Leeds United teen emerges from £20 million Manchester City shadow to show exciting potential

When Darko Gyabi’s £5 million transfer from Manchester City was announced, news of Leeds United’s newest recruit was somewhat overshadowed by the man heading the other way.

Kalvin Phillips – revered in this part of Yorkshire, and for a time last summer, the whole country – bid an emotional farewell to Elland Road as he sealed a £42 million switch to the Etihad club.

Being overshadowed is something the London-born youngster has had to get used to, coming from City’s academy.

PERTH, AUSTRALIA – JULY 22: Darko Gyabi of Leeds United acknowledges the fans after the Pre-Season friendly match between Leeds United and Crystal Palace at Optus Stadium on July 22, 2022 in Perth, Australia. (Photo by Will Russell/Getty Images)

Gyabi arrived something of an unknown quantity; a player with no senior experience who had seemingly been second or third choice at No. 6 or No. 8 for City’s Under-23 side.

Prior to the teenager’s move, there were whispers that should Phillips move across the Pennines, that highly-rated youngster Romeo Lavia would head the other way in a player-plus-cash deal.

Manchester City’s £15 million valuation of the Belgian soon put paid to that.

Instead, Leeds landed Gyabi and the England Under-19 midfielder soon jetted off to the other side of the world with his new teammates.

Involvement in first-team affairs during pre-season helped allay some of the concern surrounding his transfer fee, but as with the development of any young player, these things take time.

Leeds can be satisfied with the progress Gyabi has shown during these early months at Thorp Arch – if it is even progress at all.

There is every argument to suggest the 18-year-old always possessed such talent, but was starved of the opportunity to show it.

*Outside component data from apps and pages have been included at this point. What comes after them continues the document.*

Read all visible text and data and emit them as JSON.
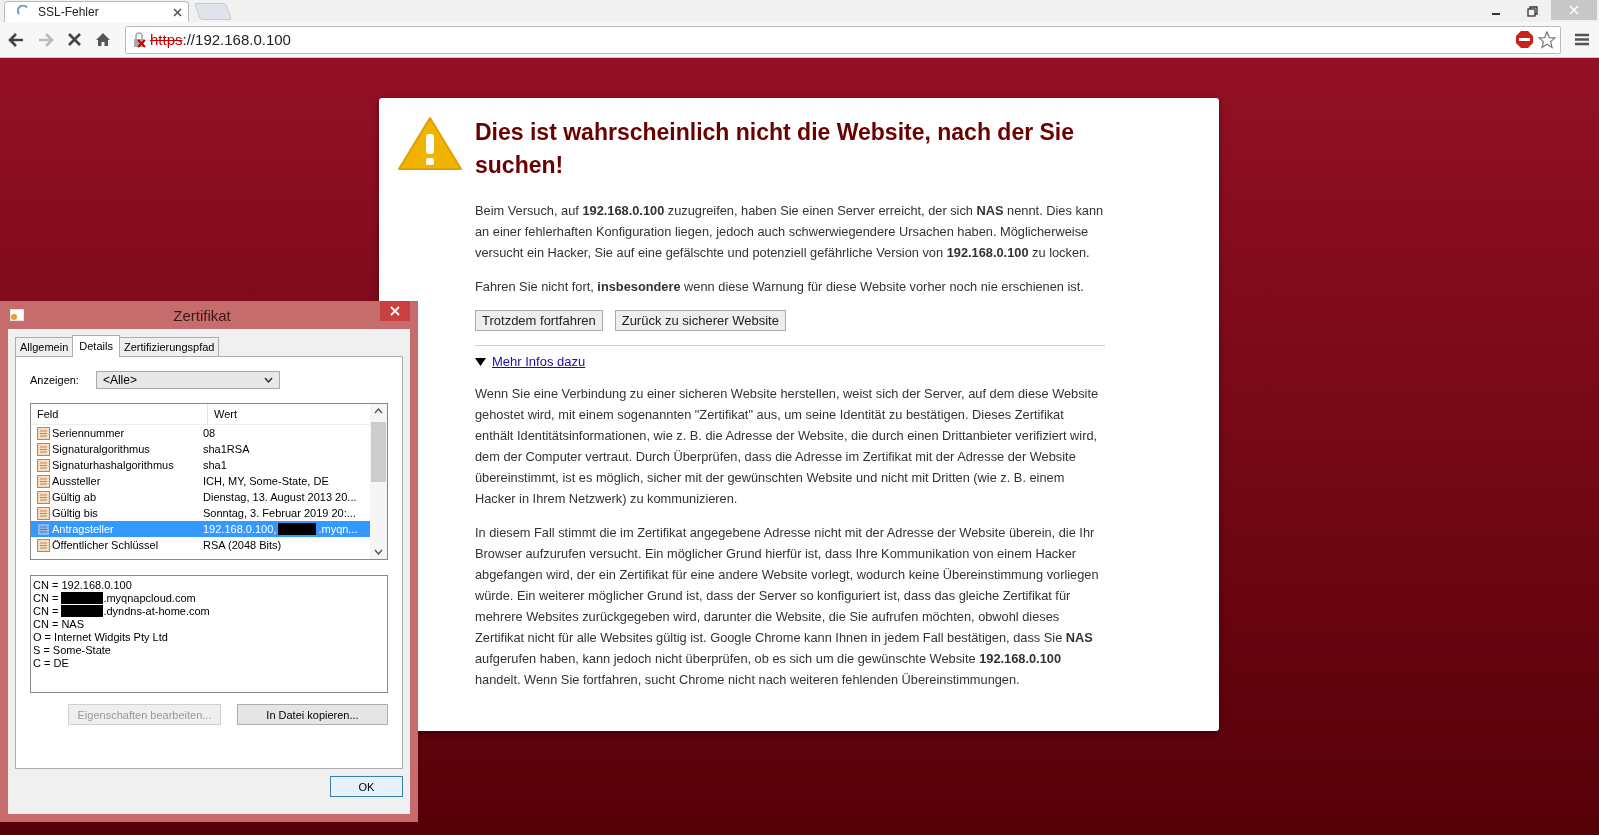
{
  "browser": {
    "tab_title": "SSL-Fehler",
    "url_scheme": "https",
    "url_rest": "://192.168.0.100"
  },
  "warning": {
    "title": "Dies ist wahrscheinlich nicht die Website, nach der Sie suchen!",
    "paragraphs": [
      "Beim Versuch, auf **192.168.0.100** zuzugreifen, haben Sie einen Server erreicht, der sich **NAS** nennt. Dies kann an einer fehlerhaften Konfiguration liegen, jedoch auch schwerwiegendere Ursachen haben. Möglicherweise versucht ein Hacker, Sie auf eine gefälschte und potenziell gefährliche Version von **192.168.0.100** zu locken.",
      "Fahren Sie nicht fort, **insbesondere** wenn diese Warnung für diese Website vorher noch nie erschienen ist."
    ],
    "buttons": [
      "Trotzdem fortfahren",
      "Zurück zu sicherer Website"
    ],
    "more_link": {
      "label": "Mehr Infos dazu",
      "expanded": true
    },
    "details": [
      "Wenn Sie eine Verbindung zu einer sicheren Website herstellen, weist sich der Server, auf dem diese Website gehostet wird, mit einem sogenannten \"Zertifikat\" aus, um seine Identität zu bestätigen. Dieses Zertifikat enthält Identitätsinformationen, wie z. B. die Adresse der Website, die durch einen Drittanbieter verifiziert wird, dem der Computer vertraut. Durch Überprüfen, dass die Adresse im Zertifikat mit der Adresse der Website übereinstimmt, ist es möglich, sicher mit der gewünschten Website und nicht mit Dritten (wie z. B. einem Hacker in Ihrem Netzwerk) zu kommunizieren.",
      "In diesem Fall stimmt die im Zertifikat angegebene Adresse nicht mit der Adresse der Website überein, die Ihr Browser aufzurufen versucht. Ein möglicher Grund hierfür ist, dass Ihre Kommunikation von einem Hacker abgefangen wird, der ein Zertifikat für eine andere Website vorlegt, wodurch keine Übereinstimmung vorliegen würde. Ein weiterer möglicher Grund ist, dass der Server so konfiguriert ist, dass das gleiche Zertifikat für mehrere Websites zurückgegeben wird, darunter die Website, die Sie aufrufen möchten, obwohl dieses Zertifikat nicht für alle Websites gültig ist. Google Chrome kann Ihnen in jedem Fall bestätigen, dass Sie **NAS** aufgerufen haben, kann jedoch nicht überprüfen, ob es sich um die gewünschte Website **192.168.0.100** handelt. Wenn Sie fortfahren, sucht Chrome nicht nach weiteren fehlenden Übereinstimmungen."
    ]
  },
  "dialog": {
    "title": "Zertifikat",
    "tabs": [
      {
        "label": "Allgemein",
        "selected": false
      },
      {
        "label": "Details",
        "selected": true
      },
      {
        "label": "Zertifizierungspfad",
        "selected": false
      }
    ],
    "show_label": "Anzeigen:",
    "show_value": "<Alle>",
    "columns": [
      "Feld",
      "Wert"
    ],
    "rows": [
      {
        "field": "Seriennummer",
        "value": "08",
        "redacted": false,
        "selected": false
      },
      {
        "field": "Signaturalgorithmus",
        "value": "sha1RSA",
        "redacted": false,
        "selected": false
      },
      {
        "field": "Signaturhashalgorithmus",
        "value": "sha1",
        "redacted": false,
        "selected": false
      },
      {
        "field": "Aussteller",
        "value": "ICH, MY, Some-State, DE",
        "redacted": false,
        "selected": false
      },
      {
        "field": "Gültig ab",
        "value": "Dienstag, 13. August 2013 20...",
        "redacted": false,
        "selected": false
      },
      {
        "field": "Gültig bis",
        "value": "Sonntag, 3. Februar 2019 20:...",
        "redacted": false,
        "selected": false
      },
      {
        "field": "Antragsteller",
        "value": "192.168.0.100,",
        "redacted": true,
        "value_after": ".myqn...",
        "selected": true
      },
      {
        "field": "Öffentlicher Schlüssel",
        "value": "RSA (2048 Bits)",
        "redacted": false,
        "selected": false
      }
    ],
    "detail_lines": [
      {
        "text": "CN = 192.168.0.100",
        "redacted": false
      },
      {
        "text": "CN =",
        "redacted": true,
        "after": ".myqnapcloud.com"
      },
      {
        "text": "CN =",
        "redacted": true,
        "after": ".dyndns-at-home.com"
      },
      {
        "text": "CN = NAS",
        "redacted": false
      },
      {
        "text": "O = Internet Widgits Pty Ltd",
        "redacted": false
      },
      {
        "text": "S = Some-State",
        "redacted": false
      },
      {
        "text": "C = DE",
        "redacted": false
      }
    ],
    "buttons": [
      {
        "label": "Eigenschaften bearbeiten...",
        "disabled": true
      },
      {
        "label": "In Datei kopieren...",
        "disabled": false
      }
    ],
    "ok": "OK"
  }
}
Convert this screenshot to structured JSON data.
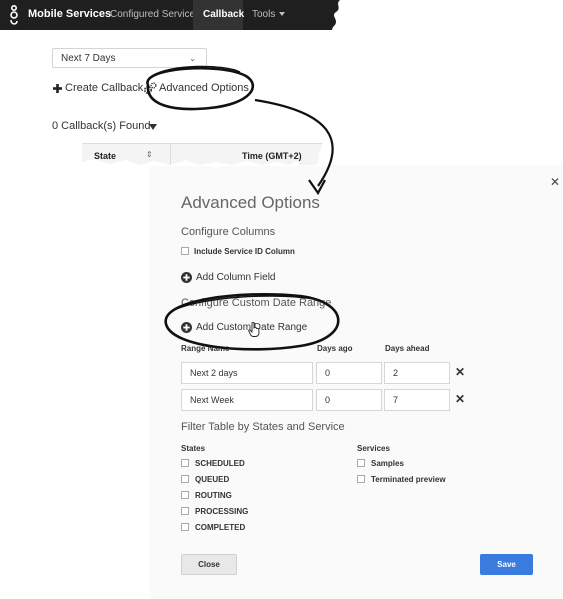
{
  "navbar": {
    "brand": "Mobile Services",
    "links": [
      "Configured Services",
      "Callback",
      "Tools"
    ]
  },
  "toolbar": {
    "range_select": "Next 7 Days",
    "create_callback": "Create Callback",
    "advanced_options": "Advanced Options",
    "found": "0 Callback(s) Found"
  },
  "table": {
    "headers": [
      "State",
      "Time (GMT+2)"
    ]
  },
  "dialog": {
    "title": "Advanced Options",
    "configure_columns": "Configure Columns",
    "include_service_id": "Include Service ID Column",
    "add_column_field": "Add Column Field",
    "configure_date_range": "Configure Custom Date Range",
    "add_custom_date_range": "Add Custom Date Range",
    "headers": {
      "range_name": "Range Name",
      "days_ago": "Days ago",
      "days_ahead": "Days ahead"
    },
    "ranges": [
      {
        "name": "Next 2 days",
        "ago": "0",
        "ahead": "2"
      },
      {
        "name": "Next Week",
        "ago": "0",
        "ahead": "7"
      }
    ],
    "filter_title": "Filter Table by States and Service",
    "states_label": "States",
    "states": [
      "SCHEDULED",
      "QUEUED",
      "ROUTING",
      "PROCESSING",
      "COMPLETED"
    ],
    "services_label": "Services",
    "services": [
      "Samples",
      "Terminated preview"
    ],
    "close_label": "Close",
    "save_label": "Save"
  },
  "colors": {
    "navbar": "#1f1f1f",
    "save_button": "#3a7be0",
    "dialog_bg": "#fafafa"
  },
  "icons": [
    "genesys-logo-icon",
    "plus-icon",
    "gears-icon",
    "caret-down-icon",
    "sort-icon",
    "close-icon",
    "circle-plus-icon",
    "delete-x-icon",
    "hand-cursor-icon"
  ]
}
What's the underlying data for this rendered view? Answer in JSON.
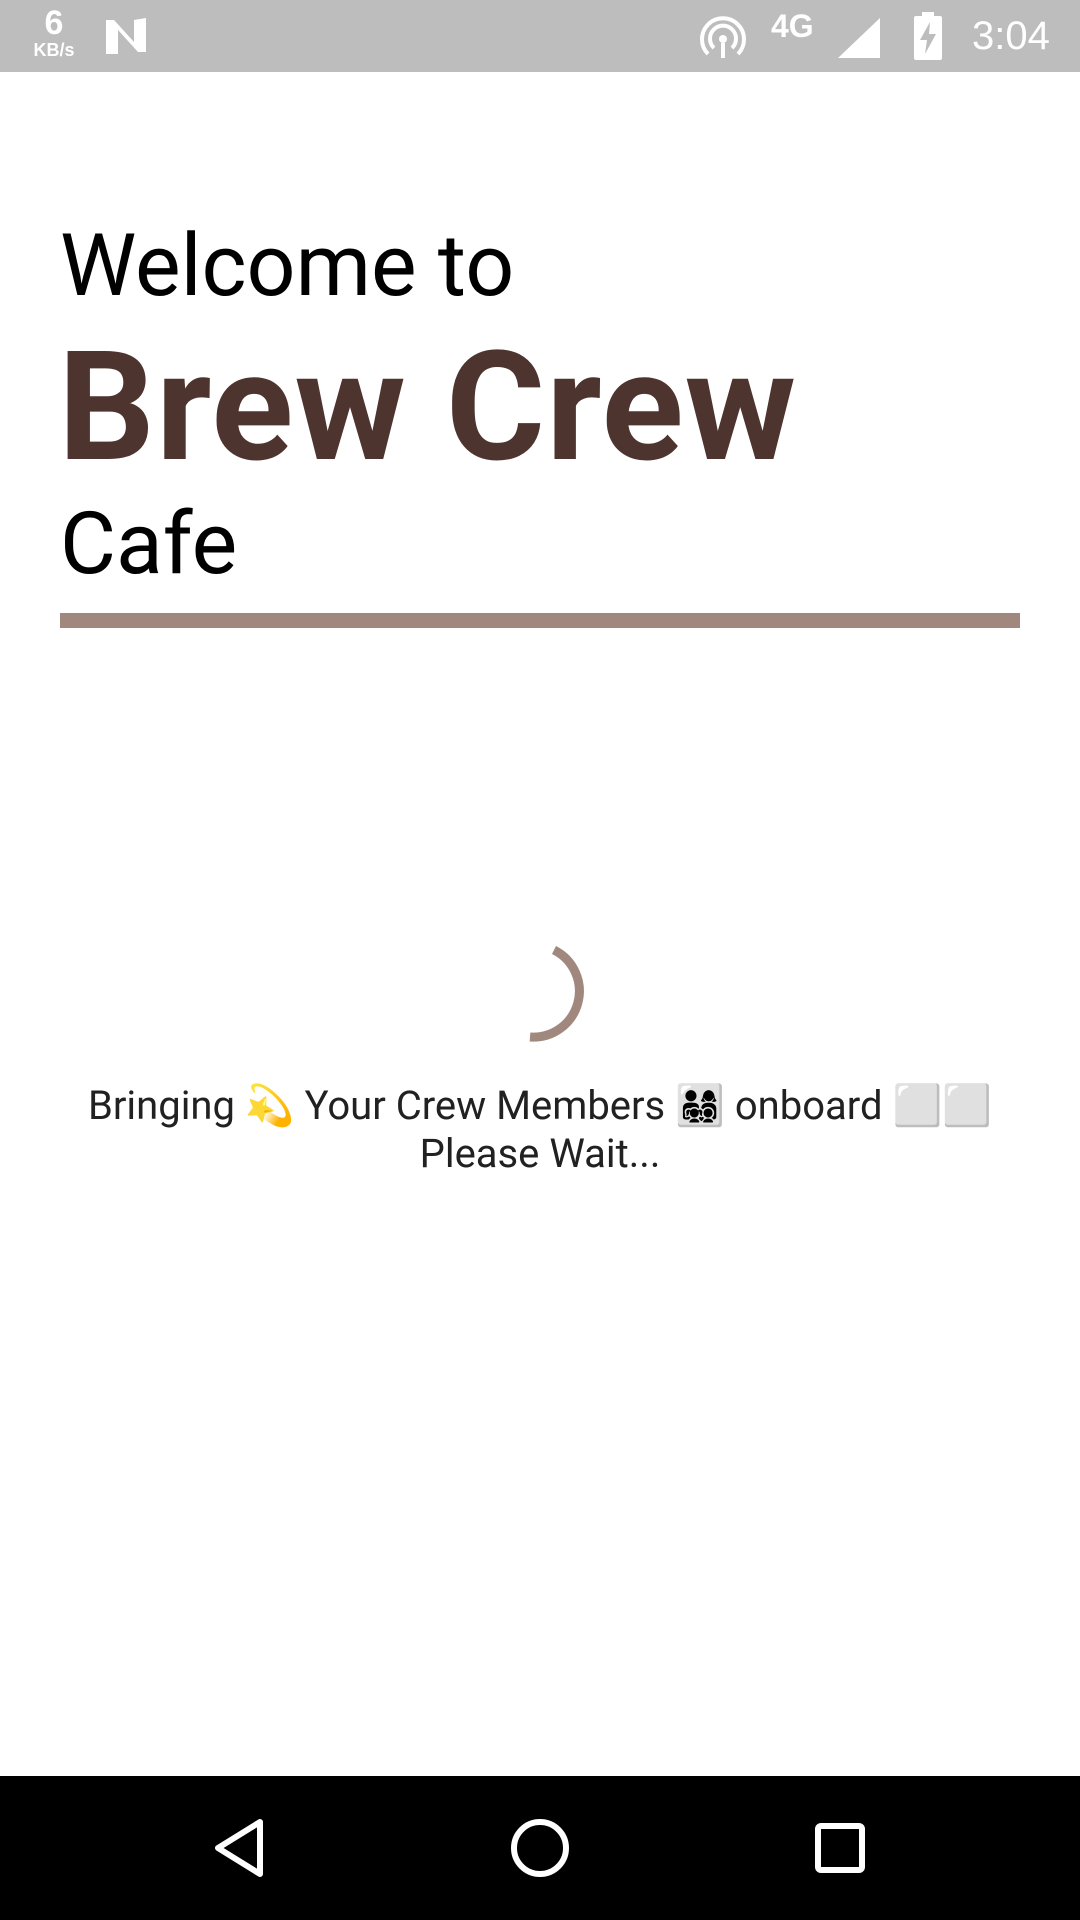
{
  "status_bar": {
    "speed_value": "6",
    "speed_unit": "KB/s",
    "network_type": "4G",
    "time": "3:04",
    "icons": [
      "n-notification-icon",
      "hotspot-icon",
      "cell-signal-icon",
      "battery-charging-icon"
    ]
  },
  "header": {
    "welcome": "Welcome to",
    "brand": "Brew Crew",
    "subtitle": "Cafe",
    "brand_color": "#4e342e",
    "divider_color": "#a1887f"
  },
  "loading": {
    "line1": "Bringing 💫 Your Crew Members 👨‍👩‍👧‍👦 onboard ⬜⬜",
    "line2": "Please Wait...",
    "spinner_color": "#a1887f"
  },
  "nav_bar": {
    "buttons": [
      "back-icon",
      "home-icon",
      "recents-icon"
    ]
  }
}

Gyabi made just seven starts out of an available 26 in Premier League 2 Division 1 for Manchester City last season.

This year, he is already halfway to achieving the same figure with Leeds.

Stuck behind the aforementioned Lavia, Gyabi’s experience in Manchester is reflective of many other youngsters locked in elite academies, denied regular minutes at a crucial stage of development by an outstanding talent.

Lavia subsequently moved to Southampton this summer and started each of the Saints’ first five league games before picking up a hamstring injury.

He is already a Belgian Under-21 international, despite being born in 2004, and has demonstrated his ability to compete at a Premier League level with extremely limited prior exposure to senior football.

Gyabi failing to oust Lavia in his first full season at Under-23 level last year is no slight on the Leeds man; he should be commended if anything for managing to break into the side towards the end of 2021/22, which culminated in a PL2 Division 1 title win at Elland Road.

Elite academies such as Manchester City stockpile the best around because budgets mean they can, and their odds of producing a homegrown player straight out of the academy are higher when there is more talent in the building.

At the very least, the competitive environment creates players who can be sold on for considerable sums; Gyabi and Lavia raised a cumulative £20 million this summer – £10 million per senior appearance.

There may come a time when Leeds’ academy follows a similar route, but for now it is focused on preparing the current crop for genuine first-team opportunities.

Gyabi has been one of the Under-21s’ standout players during their unbeaten start to the campaign, juking challenges, spinning out of trouble utilising his superior strength and showcasing creative potential with the ball at his feet.

At Thorp Arch, where on occasion he has been promoted to first-team training, Gyabi is able to demonstrate his top-line potential with a realistic prospect of first-team football in the months and years to come, overshadowed no more.